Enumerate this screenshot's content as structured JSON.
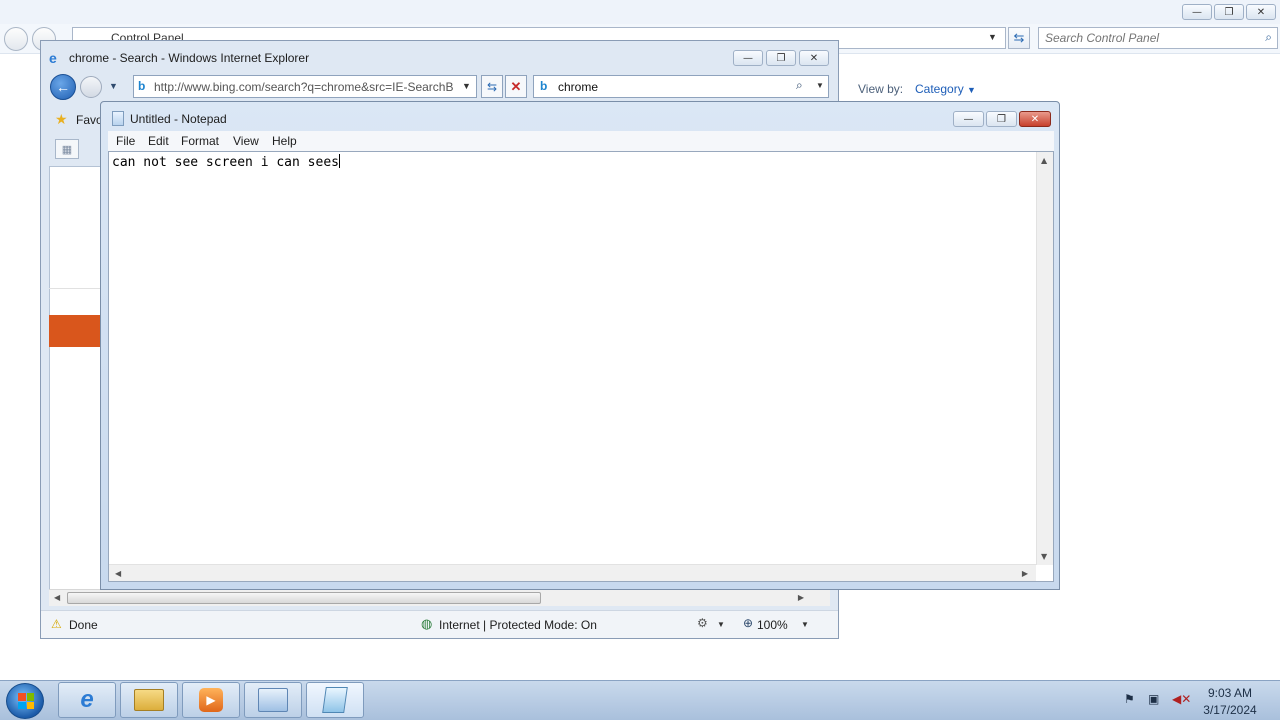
{
  "control_panel": {
    "breadcrumb": "Control Panel",
    "search_placeholder": "Search Control Panel",
    "view_by_label": "View by:",
    "view_by_value": "Category"
  },
  "ie": {
    "title": "chrome - Search - Windows Internet Explorer",
    "address": "http://www.bing.com/search?q=chrome&src=IE-SearchB",
    "search_value": "chrome",
    "favorites_label": "Favo",
    "status_text": "Done",
    "zone_text": "Internet | Protected Mode: On",
    "zoom": "100%"
  },
  "notepad": {
    "title": "Untitled - Notepad",
    "menu": [
      "File",
      "Edit",
      "Format",
      "View",
      "Help"
    ],
    "content": "can not see screen i can sees"
  },
  "taskbar": {
    "time": "9:03 AM",
    "date": "3/17/2024",
    "buttons": [
      "internet-explorer",
      "windows-explorer",
      "media-player",
      "control-panel",
      "notepad"
    ]
  }
}
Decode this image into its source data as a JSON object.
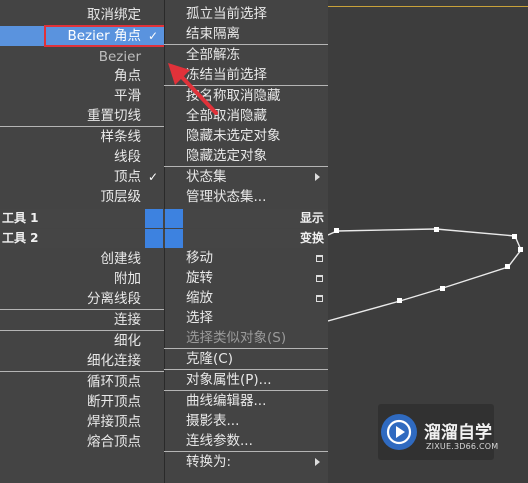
{
  "left_menu": {
    "items": [
      {
        "label": "取消绑定",
        "checked": false,
        "highlighted": false
      },
      {
        "label": "Bezier 角点",
        "checked": true,
        "highlighted": true
      },
      {
        "label": "Bezier",
        "checked": false,
        "highlighted": false,
        "dim": true
      },
      {
        "label": "角点",
        "checked": false,
        "highlighted": false
      },
      {
        "label": "平滑",
        "checked": false,
        "highlighted": false
      },
      {
        "label": "重置切线",
        "checked": false,
        "highlighted": false
      },
      {
        "label": "样条线",
        "checked": false,
        "highlighted": false
      },
      {
        "label": "线段",
        "checked": false,
        "highlighted": false
      },
      {
        "label": "顶点",
        "checked": true,
        "highlighted": false
      },
      {
        "label": "顶层级",
        "checked": false,
        "highlighted": false
      }
    ],
    "check_glyph": "✓",
    "lower_items": [
      {
        "label": "创建线"
      },
      {
        "label": "附加"
      },
      {
        "label": "分离线段"
      },
      {
        "label": "连接"
      },
      {
        "label": "细化"
      },
      {
        "label": "细化连接"
      },
      {
        "label": "循环顶点"
      },
      {
        "label": "断开顶点"
      },
      {
        "label": "焊接顶点"
      },
      {
        "label": "熔合顶点"
      }
    ]
  },
  "bands": [
    {
      "left": "工具 1",
      "right": "显示"
    },
    {
      "left": "工具 2",
      "right": "变换"
    }
  ],
  "right_menu": {
    "items": [
      {
        "label": "孤立当前选择"
      },
      {
        "label": "结束隔离"
      },
      {
        "label": "全部解冻"
      },
      {
        "label": "冻结当前选择"
      },
      {
        "label": "按名称取消隐藏"
      },
      {
        "label": "全部取消隐藏"
      },
      {
        "label": "隐藏未选定对象"
      },
      {
        "label": "隐藏选定对象"
      },
      {
        "label": "状态集"
      },
      {
        "label": "管理状态集..."
      }
    ],
    "lower_items": [
      {
        "label": "移动"
      },
      {
        "label": "旋转"
      },
      {
        "label": "缩放"
      },
      {
        "label": "选择"
      },
      {
        "label": "选择类似对象(S)",
        "disabled": true
      },
      {
        "label": "克隆(C)"
      },
      {
        "label": "对象属性(P)..."
      },
      {
        "label": "曲线编辑器..."
      },
      {
        "label": "摄影表..."
      },
      {
        "label": "连线参数..."
      },
      {
        "label": "转换为:"
      }
    ]
  },
  "watermark": {
    "title": "溜溜自学",
    "subtitle": "ZIXUE.3D66.COM",
    "icon": "play-icon"
  },
  "colors": {
    "highlight": "#5a93de",
    "band_square": "#3d82e0",
    "annotation_red": "#e0323a",
    "viewport_line": "#c8a13a"
  }
}
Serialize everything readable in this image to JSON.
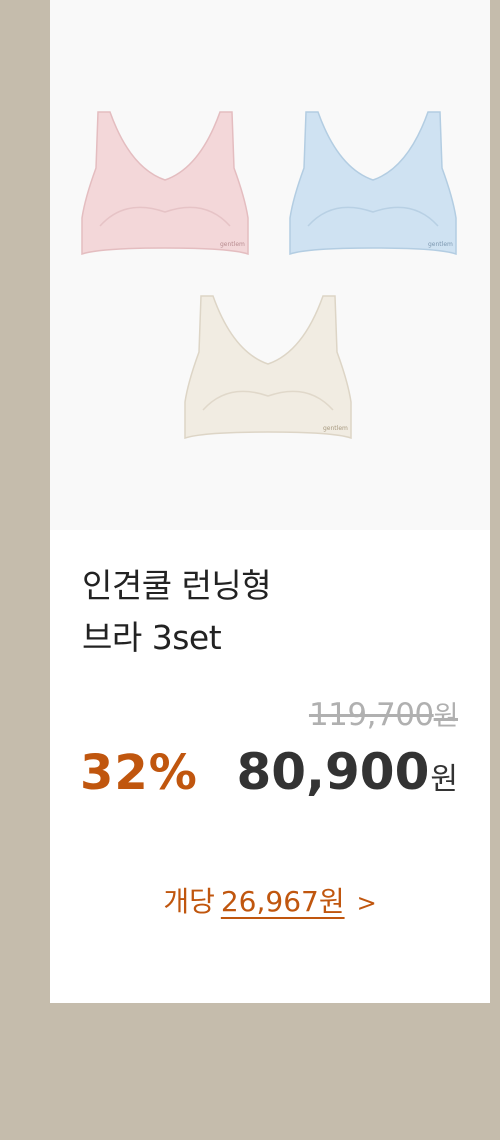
{
  "product": {
    "title_line1": "인견쿨 런닝형",
    "title_line2": "브라 3set",
    "images": [
      {
        "name": "pink-bra-image",
        "color": "#f3d7d9"
      },
      {
        "name": "blue-bra-image",
        "color": "#cfe2f2"
      },
      {
        "name": "ivory-bra-image",
        "color": "#f1ece2"
      }
    ]
  },
  "price": {
    "original": "119,700",
    "original_unit": "원",
    "discount_rate": "32%",
    "sale": "80,900",
    "sale_unit": "원"
  },
  "per_item": {
    "label": "개당",
    "amount": "26,967원",
    "chevron": ">"
  },
  "colors": {
    "accent": "#c0560e",
    "background": "#c5bcac",
    "card": "#ffffff"
  }
}
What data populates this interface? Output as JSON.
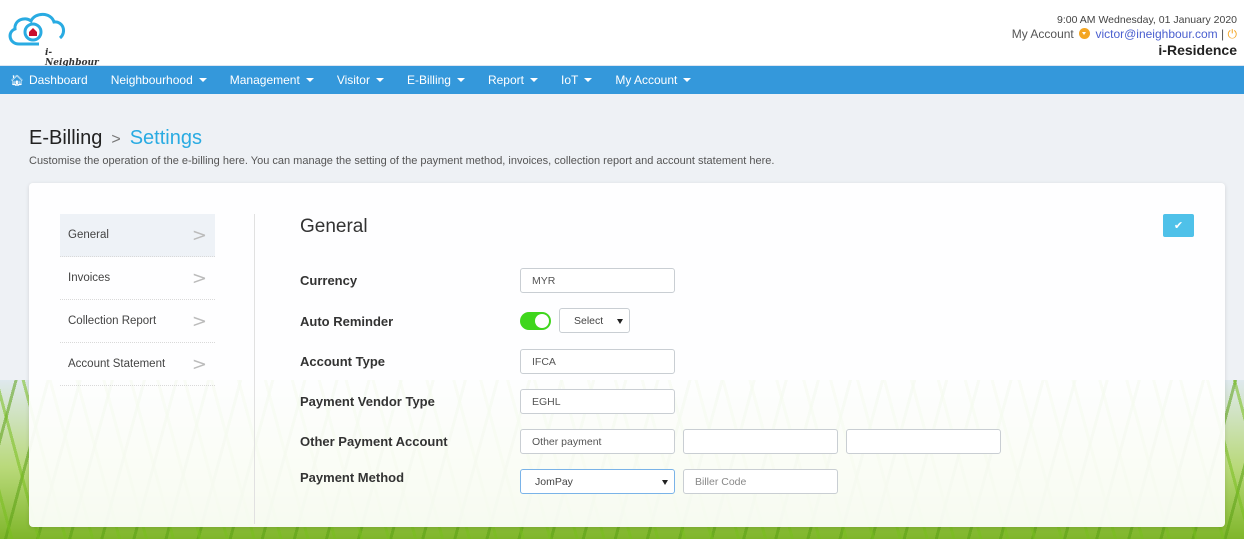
{
  "header": {
    "logo_text": "i-Neighbour",
    "datetime": "9:00 AM Wednesday, 01 January 2020",
    "account_label": "My Account",
    "account_email": "victor@ineighbour.com",
    "separator": "|",
    "org_name": "i-Residence"
  },
  "nav": {
    "items": [
      {
        "label": "Dashboard",
        "icon": "home-icon",
        "dropdown": false
      },
      {
        "label": "Neighbourhood",
        "dropdown": true
      },
      {
        "label": "Management",
        "dropdown": true
      },
      {
        "label": "Visitor",
        "dropdown": true
      },
      {
        "label": "E-Billing",
        "dropdown": true
      },
      {
        "label": "Report",
        "dropdown": true
      },
      {
        "label": "IoT",
        "dropdown": true
      },
      {
        "label": "My Account",
        "dropdown": true
      }
    ]
  },
  "page": {
    "breadcrumb_parent": "E-Billing",
    "breadcrumb_separator": ">",
    "breadcrumb_current": "Settings",
    "subtitle": "Customise the operation of the e-billing here. You can manage the setting of the payment method, invoices, collection report and account statement here."
  },
  "side_menu": {
    "items": [
      {
        "label": "General",
        "active": true
      },
      {
        "label": "Invoices",
        "active": false
      },
      {
        "label": "Collection Report",
        "active": false
      },
      {
        "label": "Account Statement",
        "active": false
      }
    ],
    "chevron": ">"
  },
  "settings": {
    "section_title": "General",
    "save_icon": "✔",
    "fields": {
      "currency": {
        "label": "Currency",
        "value": "MYR"
      },
      "auto_reminder": {
        "label": "Auto Reminder",
        "enabled": true,
        "select_value": "Select"
      },
      "account_type": {
        "label": "Account Type",
        "value": "IFCA"
      },
      "payment_vendor_type": {
        "label": "Payment Vendor Type",
        "value": "EGHL"
      },
      "other_payment_account": {
        "label": "Other Payment Account",
        "values": [
          "Other payment",
          "",
          ""
        ]
      },
      "payment_method": {
        "label": "Payment Method",
        "select_value": "JomPay",
        "biller_code_placeholder": "Biller Code"
      }
    }
  },
  "colors": {
    "nav_bg": "#3498db",
    "accent": "#29abe2",
    "toggle_on": "#3fd61c",
    "save_button": "#4fc1e9",
    "account_icon": "#f4a623"
  }
}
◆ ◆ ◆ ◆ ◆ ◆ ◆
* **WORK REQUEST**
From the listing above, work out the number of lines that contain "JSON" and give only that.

* **SOLUTION TO THIS EXERCISE**
4